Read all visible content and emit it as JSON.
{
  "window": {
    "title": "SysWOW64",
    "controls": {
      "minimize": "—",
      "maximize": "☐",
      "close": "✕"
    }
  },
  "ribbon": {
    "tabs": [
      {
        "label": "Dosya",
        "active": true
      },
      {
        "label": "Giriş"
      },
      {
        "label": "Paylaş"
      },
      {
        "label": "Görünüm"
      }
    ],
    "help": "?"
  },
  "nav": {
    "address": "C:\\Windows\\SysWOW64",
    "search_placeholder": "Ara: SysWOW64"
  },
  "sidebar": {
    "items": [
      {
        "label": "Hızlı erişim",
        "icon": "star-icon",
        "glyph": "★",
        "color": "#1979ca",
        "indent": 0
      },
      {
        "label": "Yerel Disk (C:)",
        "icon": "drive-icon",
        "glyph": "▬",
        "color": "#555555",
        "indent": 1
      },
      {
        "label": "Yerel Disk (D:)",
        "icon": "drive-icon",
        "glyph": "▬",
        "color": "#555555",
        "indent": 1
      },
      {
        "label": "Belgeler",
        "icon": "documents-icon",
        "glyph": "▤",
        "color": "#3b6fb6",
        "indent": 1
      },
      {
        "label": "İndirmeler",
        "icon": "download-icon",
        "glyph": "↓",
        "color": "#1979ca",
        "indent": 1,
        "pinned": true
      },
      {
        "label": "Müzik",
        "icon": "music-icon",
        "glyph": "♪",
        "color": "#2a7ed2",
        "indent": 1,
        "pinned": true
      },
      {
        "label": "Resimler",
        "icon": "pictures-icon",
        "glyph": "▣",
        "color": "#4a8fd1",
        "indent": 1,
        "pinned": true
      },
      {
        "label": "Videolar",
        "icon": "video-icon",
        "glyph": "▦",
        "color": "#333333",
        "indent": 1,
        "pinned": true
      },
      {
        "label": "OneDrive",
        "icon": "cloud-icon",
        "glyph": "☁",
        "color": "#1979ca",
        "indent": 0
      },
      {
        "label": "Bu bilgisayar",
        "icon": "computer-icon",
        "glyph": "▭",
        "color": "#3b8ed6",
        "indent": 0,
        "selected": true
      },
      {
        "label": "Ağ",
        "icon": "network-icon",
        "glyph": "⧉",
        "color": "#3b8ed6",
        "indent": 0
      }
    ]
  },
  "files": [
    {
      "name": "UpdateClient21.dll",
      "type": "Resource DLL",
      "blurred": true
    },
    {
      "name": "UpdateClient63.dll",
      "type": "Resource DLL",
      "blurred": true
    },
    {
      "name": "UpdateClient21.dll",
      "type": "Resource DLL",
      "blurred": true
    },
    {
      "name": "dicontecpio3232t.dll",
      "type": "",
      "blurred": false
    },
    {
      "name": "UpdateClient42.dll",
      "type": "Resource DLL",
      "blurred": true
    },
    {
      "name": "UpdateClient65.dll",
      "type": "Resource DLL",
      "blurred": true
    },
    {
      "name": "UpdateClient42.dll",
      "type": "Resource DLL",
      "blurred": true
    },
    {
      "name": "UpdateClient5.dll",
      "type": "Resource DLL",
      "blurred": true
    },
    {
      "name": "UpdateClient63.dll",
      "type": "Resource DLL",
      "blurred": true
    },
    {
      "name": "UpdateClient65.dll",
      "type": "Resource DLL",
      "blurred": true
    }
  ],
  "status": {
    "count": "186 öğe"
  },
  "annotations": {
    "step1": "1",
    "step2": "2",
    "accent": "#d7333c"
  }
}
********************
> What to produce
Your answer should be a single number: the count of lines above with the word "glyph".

> Solution for this problem
11